Presentation on theme: "j. forte 2009 By now most of you have heard about how you should be cautious in using the general Internet for your class work, and this is true."— Presentation transcript:
j. forte 2009
By now most of you have heard about how you should be cautious in using the general Internet for your class work, and this is true.
So we’re not going to bore you by listing and explaining sets of criteria for evaluating Web sites.
We’ll guide you with some brief information, link you to some suspicious Web sites, and show you a video or two.
Businesses, commercial sites—they want to sell you something. May offer some free information, but usually the best is not free. May skew information to make product more attractive.
Hospitals, charitable organizations, non- profits, etc. Many are reputable, but the.ORG’s are the ones you have to evaluate the closest, because anyone can get a.ORG and put forward their own agendas and prejudices.
Schools, colleges, and universities. These are mostly very reliable sites since they have reasonable control from the parent institutions. You will see an increasing amount of open access educational materials coming from these sites.
Web sites of the U.S. Government and state governments. These sites offer plenty of high quality information, especially statistical information and policies and procedures.
These are military installations. These are mostly Internet service providers.

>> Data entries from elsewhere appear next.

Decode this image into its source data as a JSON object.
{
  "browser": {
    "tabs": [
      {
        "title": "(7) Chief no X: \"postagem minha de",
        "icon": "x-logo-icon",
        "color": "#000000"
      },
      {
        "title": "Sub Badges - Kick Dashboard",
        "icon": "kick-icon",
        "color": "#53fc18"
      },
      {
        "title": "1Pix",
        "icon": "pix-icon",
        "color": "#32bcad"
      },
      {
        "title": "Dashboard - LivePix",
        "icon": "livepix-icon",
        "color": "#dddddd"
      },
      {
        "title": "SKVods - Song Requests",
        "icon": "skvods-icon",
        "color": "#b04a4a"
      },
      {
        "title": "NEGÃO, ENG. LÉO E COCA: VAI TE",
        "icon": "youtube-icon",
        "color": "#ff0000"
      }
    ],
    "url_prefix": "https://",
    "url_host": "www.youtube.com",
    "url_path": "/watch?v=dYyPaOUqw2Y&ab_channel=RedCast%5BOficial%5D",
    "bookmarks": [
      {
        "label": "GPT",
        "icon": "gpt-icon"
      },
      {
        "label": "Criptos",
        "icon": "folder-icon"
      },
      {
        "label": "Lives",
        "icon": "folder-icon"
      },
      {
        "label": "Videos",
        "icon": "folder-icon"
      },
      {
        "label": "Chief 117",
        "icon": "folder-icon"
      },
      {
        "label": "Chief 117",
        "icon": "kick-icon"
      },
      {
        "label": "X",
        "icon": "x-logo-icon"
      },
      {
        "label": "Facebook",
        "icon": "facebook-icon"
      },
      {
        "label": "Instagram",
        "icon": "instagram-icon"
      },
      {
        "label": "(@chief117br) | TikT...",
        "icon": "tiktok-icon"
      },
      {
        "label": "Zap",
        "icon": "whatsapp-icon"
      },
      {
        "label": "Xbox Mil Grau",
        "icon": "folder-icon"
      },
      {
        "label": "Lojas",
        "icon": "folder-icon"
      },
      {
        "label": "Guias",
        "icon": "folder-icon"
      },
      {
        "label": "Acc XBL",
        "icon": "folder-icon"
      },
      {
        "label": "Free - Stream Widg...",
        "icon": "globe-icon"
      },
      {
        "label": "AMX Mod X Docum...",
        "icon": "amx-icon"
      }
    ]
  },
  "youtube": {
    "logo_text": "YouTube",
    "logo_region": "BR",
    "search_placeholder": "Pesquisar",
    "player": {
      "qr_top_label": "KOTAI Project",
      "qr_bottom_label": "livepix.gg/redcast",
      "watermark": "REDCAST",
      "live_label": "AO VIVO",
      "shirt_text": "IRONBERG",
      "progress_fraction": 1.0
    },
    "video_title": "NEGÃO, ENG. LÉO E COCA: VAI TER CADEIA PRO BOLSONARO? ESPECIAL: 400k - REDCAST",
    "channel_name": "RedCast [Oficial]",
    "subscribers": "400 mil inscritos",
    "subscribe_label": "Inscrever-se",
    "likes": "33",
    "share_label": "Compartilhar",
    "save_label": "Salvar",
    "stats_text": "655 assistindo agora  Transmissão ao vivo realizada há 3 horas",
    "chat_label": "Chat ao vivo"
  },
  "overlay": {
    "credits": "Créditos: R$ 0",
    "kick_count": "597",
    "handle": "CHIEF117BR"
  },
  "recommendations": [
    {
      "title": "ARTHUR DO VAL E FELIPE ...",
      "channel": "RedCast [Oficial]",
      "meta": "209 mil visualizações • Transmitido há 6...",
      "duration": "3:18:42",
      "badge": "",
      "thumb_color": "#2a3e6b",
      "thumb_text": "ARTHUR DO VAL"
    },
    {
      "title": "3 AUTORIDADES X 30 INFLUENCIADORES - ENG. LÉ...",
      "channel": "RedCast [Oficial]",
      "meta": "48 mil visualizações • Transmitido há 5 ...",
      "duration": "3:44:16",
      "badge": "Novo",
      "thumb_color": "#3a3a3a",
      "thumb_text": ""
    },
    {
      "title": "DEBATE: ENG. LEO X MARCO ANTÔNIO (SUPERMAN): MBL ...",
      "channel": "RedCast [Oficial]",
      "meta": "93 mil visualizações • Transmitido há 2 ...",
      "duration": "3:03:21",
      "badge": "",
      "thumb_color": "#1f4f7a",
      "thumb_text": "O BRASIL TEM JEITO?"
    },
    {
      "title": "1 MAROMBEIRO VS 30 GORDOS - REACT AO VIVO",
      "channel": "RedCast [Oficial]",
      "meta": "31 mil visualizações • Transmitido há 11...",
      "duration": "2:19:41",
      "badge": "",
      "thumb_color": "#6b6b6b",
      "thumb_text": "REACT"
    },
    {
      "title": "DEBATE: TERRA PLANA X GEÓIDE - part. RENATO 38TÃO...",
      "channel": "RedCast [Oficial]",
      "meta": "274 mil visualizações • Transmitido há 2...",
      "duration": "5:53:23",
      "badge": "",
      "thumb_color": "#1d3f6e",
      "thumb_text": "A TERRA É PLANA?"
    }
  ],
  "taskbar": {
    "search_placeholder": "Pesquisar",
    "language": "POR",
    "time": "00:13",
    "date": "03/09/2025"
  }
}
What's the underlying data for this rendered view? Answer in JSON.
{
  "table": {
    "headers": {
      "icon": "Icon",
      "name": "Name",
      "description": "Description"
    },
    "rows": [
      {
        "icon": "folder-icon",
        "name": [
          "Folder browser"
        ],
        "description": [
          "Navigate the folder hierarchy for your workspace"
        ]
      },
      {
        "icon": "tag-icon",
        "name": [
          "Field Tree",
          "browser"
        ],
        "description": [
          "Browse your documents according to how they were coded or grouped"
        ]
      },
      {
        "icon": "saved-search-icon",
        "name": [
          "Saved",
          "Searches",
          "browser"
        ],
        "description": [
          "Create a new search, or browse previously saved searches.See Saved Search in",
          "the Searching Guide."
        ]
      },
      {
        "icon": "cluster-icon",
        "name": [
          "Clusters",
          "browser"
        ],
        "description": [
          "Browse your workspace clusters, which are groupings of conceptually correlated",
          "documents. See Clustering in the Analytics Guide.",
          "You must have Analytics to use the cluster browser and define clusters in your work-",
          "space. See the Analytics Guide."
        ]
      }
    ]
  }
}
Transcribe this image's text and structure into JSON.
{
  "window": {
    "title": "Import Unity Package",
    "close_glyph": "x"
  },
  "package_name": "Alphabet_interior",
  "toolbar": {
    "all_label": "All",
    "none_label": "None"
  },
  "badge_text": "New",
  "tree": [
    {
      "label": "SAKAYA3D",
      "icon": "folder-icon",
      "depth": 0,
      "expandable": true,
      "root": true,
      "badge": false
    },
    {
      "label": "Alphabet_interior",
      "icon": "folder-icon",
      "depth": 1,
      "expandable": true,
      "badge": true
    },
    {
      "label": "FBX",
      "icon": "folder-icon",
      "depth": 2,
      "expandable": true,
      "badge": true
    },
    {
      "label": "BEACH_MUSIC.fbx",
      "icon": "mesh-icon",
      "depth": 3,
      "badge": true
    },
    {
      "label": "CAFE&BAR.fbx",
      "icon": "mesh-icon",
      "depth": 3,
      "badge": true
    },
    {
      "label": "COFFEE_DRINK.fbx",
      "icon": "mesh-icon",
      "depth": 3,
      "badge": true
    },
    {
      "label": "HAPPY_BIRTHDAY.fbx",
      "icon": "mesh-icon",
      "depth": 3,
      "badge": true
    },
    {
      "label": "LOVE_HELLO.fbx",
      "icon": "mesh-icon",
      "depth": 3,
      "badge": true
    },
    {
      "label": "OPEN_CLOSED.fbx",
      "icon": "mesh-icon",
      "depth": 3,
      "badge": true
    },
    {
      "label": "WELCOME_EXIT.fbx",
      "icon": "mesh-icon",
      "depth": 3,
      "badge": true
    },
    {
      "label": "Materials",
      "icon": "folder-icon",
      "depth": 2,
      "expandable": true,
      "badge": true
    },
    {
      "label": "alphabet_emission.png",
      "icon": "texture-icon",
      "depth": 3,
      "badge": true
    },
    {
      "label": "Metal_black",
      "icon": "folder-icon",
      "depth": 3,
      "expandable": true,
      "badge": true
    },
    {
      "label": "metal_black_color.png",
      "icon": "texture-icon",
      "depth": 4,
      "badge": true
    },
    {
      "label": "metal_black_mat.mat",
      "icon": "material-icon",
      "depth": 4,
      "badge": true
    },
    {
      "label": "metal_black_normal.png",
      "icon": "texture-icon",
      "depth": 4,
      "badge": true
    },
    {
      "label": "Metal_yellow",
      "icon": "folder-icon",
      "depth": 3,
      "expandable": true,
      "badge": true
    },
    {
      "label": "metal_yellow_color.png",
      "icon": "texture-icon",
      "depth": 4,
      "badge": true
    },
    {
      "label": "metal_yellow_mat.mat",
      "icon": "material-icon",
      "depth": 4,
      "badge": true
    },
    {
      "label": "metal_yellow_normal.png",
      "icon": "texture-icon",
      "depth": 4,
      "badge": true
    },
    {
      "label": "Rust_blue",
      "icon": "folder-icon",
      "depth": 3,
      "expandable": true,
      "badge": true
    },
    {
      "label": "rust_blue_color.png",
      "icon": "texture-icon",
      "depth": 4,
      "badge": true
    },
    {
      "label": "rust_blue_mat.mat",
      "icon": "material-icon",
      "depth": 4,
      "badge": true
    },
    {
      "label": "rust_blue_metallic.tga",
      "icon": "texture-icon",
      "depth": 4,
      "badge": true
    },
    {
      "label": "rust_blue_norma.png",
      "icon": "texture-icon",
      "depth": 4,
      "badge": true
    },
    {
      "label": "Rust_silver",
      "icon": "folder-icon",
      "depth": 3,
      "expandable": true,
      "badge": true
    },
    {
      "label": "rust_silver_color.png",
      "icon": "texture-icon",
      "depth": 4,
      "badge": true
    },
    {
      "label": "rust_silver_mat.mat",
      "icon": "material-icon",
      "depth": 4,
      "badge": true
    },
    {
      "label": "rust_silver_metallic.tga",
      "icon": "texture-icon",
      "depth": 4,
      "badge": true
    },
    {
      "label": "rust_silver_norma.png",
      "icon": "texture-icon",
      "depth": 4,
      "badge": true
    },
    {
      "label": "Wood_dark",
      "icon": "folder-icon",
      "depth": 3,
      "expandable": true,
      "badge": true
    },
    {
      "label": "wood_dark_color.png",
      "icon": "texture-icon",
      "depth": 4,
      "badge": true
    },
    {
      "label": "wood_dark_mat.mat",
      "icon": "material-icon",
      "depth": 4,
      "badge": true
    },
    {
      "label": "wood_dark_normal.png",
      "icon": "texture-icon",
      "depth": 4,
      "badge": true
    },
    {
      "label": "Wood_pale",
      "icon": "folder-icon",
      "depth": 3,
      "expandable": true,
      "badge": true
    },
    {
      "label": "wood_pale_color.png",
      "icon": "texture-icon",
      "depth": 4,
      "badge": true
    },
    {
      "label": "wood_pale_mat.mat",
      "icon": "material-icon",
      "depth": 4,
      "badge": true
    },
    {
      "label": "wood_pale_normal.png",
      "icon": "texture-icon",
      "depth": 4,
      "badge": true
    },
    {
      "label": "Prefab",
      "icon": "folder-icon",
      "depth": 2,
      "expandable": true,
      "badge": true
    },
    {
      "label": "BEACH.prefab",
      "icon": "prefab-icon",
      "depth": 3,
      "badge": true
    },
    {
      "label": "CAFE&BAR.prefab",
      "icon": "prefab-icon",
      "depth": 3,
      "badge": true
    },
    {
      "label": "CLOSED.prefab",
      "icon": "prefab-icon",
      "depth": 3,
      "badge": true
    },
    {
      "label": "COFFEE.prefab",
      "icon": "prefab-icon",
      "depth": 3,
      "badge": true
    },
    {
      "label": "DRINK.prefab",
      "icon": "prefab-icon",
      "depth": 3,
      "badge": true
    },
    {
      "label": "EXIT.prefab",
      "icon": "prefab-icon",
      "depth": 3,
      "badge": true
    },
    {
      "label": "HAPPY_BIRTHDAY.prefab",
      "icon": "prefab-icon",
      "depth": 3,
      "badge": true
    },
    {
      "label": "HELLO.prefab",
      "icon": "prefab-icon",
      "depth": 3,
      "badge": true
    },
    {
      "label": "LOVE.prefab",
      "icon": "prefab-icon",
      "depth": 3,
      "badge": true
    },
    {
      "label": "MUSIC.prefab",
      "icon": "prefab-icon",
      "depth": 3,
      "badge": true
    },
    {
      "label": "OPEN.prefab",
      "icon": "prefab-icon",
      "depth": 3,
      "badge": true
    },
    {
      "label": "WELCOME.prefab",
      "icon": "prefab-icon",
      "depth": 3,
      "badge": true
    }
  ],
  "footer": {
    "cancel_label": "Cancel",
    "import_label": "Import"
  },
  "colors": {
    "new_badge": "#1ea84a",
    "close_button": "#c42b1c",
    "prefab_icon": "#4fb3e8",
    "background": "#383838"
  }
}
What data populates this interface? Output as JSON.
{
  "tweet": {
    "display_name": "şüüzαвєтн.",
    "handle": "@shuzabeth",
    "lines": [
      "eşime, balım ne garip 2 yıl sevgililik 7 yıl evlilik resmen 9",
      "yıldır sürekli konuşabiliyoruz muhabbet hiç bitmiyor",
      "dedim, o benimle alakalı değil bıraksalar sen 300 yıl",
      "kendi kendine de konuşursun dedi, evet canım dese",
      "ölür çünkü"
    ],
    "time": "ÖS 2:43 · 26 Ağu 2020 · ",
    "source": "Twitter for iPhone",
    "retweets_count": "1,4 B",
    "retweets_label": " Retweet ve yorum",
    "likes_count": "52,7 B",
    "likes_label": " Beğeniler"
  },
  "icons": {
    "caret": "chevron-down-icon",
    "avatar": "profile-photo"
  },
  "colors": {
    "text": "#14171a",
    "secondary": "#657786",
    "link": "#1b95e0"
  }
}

Here are some examples of bogus and biased Web sites. On the Martin Luther King site go to the bottom of the page and click on the responsible organization. Click the BACK button to return to the tutorial.
Have you guessed what dihydrogen monoxide is? You won’t see a tree octopus on Animal Planet. What is Stormfront?
Evaluating Websites Thanks to Cal State Fullerton Here’s a cheesy Elvis one from UCLA (close browser to return to this slide)